CORHA I Recruitment Sites

The first COHRA Study was a collaborative initiative between Investigators at the University of Pittsburgh and West Virginia University to characterize the oral health of families living in underserved populations in West Virginia and Western Pennsylvania.  From 2002-2009, a cohort of individuals in 700 households from rural West Virginia, rural Bradford and Burgettstown, PA, and urban Braddock, PA, who had at least one child between the ages of 1 and 18, participated in the COHRA1 Cohort Study.  Study assessments included: several demographic, general-health, and oral-health interviews and standardized psychosocial questionnaires; a standard dental screening; collection of DNA and microbial samples; and collection of drinking water for analysis of fluoride content.

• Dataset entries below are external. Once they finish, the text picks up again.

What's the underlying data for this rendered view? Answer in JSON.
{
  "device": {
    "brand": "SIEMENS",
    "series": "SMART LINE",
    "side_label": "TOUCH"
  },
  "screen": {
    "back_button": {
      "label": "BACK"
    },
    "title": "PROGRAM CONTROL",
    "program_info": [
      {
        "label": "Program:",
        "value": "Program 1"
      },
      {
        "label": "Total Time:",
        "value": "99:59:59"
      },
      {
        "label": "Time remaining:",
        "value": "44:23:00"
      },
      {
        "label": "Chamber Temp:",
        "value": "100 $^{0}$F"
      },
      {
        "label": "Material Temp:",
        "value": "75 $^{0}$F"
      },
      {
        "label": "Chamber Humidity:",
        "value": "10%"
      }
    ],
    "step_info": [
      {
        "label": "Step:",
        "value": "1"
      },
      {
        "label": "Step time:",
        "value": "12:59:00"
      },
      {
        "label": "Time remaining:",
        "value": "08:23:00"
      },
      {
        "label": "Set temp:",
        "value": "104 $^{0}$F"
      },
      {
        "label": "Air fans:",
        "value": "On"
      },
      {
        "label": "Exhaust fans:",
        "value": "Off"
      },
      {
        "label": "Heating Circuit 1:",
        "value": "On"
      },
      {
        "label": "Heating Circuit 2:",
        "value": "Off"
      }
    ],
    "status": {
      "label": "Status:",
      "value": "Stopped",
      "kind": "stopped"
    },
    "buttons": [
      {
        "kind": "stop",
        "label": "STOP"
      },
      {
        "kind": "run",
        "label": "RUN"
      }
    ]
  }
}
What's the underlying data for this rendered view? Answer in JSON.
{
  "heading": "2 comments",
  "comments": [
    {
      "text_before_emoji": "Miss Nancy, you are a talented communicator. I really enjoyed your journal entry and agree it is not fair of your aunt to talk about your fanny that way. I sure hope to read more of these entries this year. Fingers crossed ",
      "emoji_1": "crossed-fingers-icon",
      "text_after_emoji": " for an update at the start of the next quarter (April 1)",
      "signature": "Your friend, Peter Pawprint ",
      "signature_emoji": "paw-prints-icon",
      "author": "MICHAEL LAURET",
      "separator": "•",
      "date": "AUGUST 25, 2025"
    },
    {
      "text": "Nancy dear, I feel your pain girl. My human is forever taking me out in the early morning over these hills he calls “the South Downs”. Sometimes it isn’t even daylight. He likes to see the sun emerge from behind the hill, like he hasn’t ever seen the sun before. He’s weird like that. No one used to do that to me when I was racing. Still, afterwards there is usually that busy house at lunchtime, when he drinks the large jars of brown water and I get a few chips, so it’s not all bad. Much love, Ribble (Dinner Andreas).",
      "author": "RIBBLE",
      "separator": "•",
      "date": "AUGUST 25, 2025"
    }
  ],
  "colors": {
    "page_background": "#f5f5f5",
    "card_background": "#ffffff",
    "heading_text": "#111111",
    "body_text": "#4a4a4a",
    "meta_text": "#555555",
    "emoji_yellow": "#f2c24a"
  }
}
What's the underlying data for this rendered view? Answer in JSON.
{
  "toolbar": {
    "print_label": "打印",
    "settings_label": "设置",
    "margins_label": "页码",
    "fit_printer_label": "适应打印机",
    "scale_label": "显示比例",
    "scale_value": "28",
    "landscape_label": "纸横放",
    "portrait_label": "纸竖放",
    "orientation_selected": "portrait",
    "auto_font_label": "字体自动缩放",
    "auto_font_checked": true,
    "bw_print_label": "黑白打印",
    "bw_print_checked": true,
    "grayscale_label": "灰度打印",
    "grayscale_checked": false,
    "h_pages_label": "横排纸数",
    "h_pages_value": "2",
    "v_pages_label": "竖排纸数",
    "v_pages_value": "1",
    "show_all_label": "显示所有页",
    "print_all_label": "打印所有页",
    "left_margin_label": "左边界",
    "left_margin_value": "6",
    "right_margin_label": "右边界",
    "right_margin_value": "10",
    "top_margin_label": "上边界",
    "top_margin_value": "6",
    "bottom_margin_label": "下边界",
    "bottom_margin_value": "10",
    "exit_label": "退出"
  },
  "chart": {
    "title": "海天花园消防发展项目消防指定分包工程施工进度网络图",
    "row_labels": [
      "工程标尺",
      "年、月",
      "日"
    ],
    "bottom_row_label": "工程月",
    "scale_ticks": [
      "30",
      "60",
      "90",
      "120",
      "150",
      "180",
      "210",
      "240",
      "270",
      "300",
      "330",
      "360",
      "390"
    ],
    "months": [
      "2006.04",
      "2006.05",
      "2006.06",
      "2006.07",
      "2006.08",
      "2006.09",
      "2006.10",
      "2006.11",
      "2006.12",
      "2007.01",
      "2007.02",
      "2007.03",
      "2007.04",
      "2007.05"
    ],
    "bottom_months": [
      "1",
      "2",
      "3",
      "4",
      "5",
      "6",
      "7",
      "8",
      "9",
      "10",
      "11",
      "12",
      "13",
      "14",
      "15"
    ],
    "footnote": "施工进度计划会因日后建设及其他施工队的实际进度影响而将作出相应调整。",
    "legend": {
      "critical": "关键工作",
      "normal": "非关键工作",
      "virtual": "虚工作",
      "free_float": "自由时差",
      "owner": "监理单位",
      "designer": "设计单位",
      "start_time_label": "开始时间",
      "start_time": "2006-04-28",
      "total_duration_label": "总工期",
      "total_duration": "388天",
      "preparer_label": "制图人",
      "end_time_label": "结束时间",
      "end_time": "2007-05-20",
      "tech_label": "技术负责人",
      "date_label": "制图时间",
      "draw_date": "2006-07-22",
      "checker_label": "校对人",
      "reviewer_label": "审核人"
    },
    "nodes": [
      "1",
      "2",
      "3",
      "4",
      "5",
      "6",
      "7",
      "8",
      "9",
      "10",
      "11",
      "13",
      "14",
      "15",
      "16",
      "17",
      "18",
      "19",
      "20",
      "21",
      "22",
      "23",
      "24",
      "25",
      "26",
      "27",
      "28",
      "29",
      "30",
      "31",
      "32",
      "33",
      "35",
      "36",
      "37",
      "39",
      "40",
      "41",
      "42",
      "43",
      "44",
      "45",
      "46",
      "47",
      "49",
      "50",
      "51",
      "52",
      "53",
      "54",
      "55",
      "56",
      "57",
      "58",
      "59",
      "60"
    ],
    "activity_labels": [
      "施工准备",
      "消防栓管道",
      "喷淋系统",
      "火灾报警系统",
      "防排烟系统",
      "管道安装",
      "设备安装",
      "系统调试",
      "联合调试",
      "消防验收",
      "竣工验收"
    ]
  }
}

The COHRA1 Cohort Study was funded by the following National Institute of Dental and Craniofacial Research (NIH/NIDCR) grants:

  • 1-R01 DE14899 & 3R01DE014899-07S1: “Genetic Factors contributing to oral health disparities in Appalachia”
  • 1-R01-DE 014889-03S1: “Psychosocial influences on rural children’s Oral Health”
  • 1-R01-DE 014889-04S1: “Oral Microbiology Studies in Appalachia”


Key findings* from the initial COHRA1 Cohort Study include:

  • Caries in children aged 2-5 years living in selected areas of Appalachia was 144% that of children in the Center for Disease Control’s 1999-2004 National Health and Nutrition Examination Survey (NHANES)
  • High rates of untreated caries even with increased use of sealants
  • Dental fear and anxiety that may be transmitted across generations
  • Genetic samples collected from the COHRA1 study were instrumental in the first genome wide association study (GWAS) of any dental disease.  One publication from this GWAS received the 2013 IADR/AADR William J. Gies Award for Biological Research.

*Reference: McNeil, DW, Crout, RJ, Marazita, M L (2012). Oral health in Appalachia.  In R. L. Ludke & P.J. Obermiller (Eds.), Appalachian health and well being (pp.275-294).  Lexington: University Press of Kentucky, pp 275-294, 2012